Source material START

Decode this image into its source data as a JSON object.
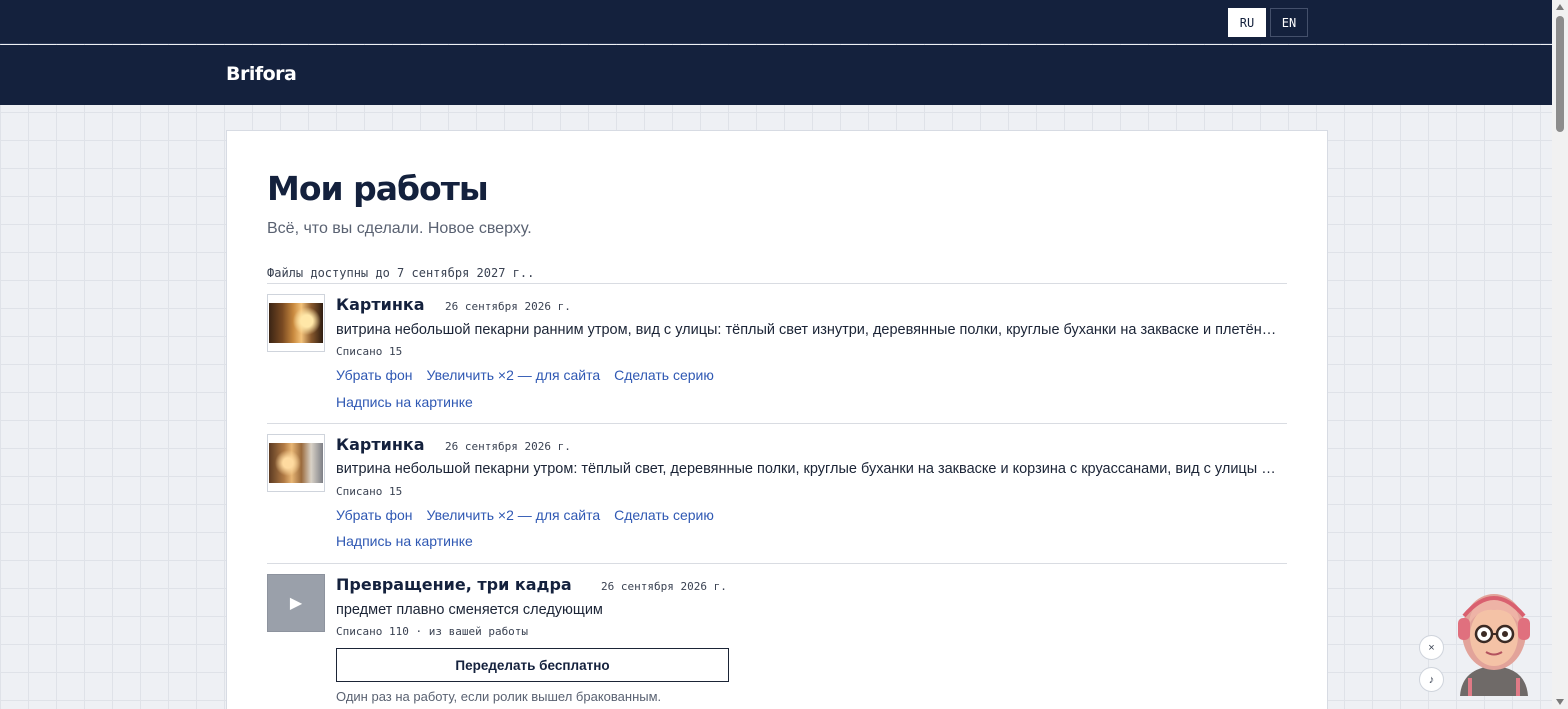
{
  "language_switcher": {
    "ru": "RU",
    "en": "EN",
    "active": "RU"
  },
  "header": {
    "logo": "Brifora"
  },
  "page": {
    "title": "Мои работы",
    "subtitle": "Всё, что вы сделали. Новое сверху.",
    "files_note": "Файлы доступны до 7 сентября 2027 г.."
  },
  "works": [
    {
      "type": "image",
      "title": "Картинка",
      "date": "26 сентября 2026 г.",
      "description": "витрина небольшой пекарни ранним утром, вид с улицы: тёплый свет изнутри, деревянные полки, круглые буханки на закваске и плетёная корзина с круассанами",
      "meta": "Списано 15",
      "actions": [
        "Убрать фон",
        "Увеличить ×2 — для сайта",
        "Сделать серию"
      ],
      "extra_action": "Надпись на картинке"
    },
    {
      "type": "image",
      "title": "Картинка",
      "date": "26 сентября 2026 г.",
      "description": "витрина небольшой пекарни утром: тёплый свет, деревянные полки, круглые буханки на закваске и корзина с круассанами, вид с улицы через стекло",
      "meta": "Списано 15",
      "actions": [
        "Убрать фон",
        "Увеличить ×2 — для сайта",
        "Сделать серию"
      ],
      "extra_action": "Надпись на картинке"
    },
    {
      "type": "video",
      "title": "Превращение, три кадра",
      "date": "26 сентября 2026 г.",
      "description": "предмет плавно сменяется следующим",
      "meta": "Списано 110 · из вашей работы",
      "redo_button": "Переделать бесплатно",
      "redo_note": "Один раз на работу, если ролик вышел бракованным.",
      "play_icon": "▶"
    }
  ],
  "floating": {
    "close_icon": "×",
    "music_icon": "♪"
  }
}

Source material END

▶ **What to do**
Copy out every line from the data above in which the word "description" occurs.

▶ **Response area**
      "description": "витрина небольшой пекарни ранним утром, вид с улицы: тёплый свет изнутри, деревянные полки, круглые буханки на закваске и плетёная корзина с круассанами",
      "description": "витрина небольшой пекарни утром: тёплый свет, деревянные полки, круглые буханки на закваске и корзина с круассанами, вид с улицы через стекло",
      "description": "предмет плавно сменяется следующим",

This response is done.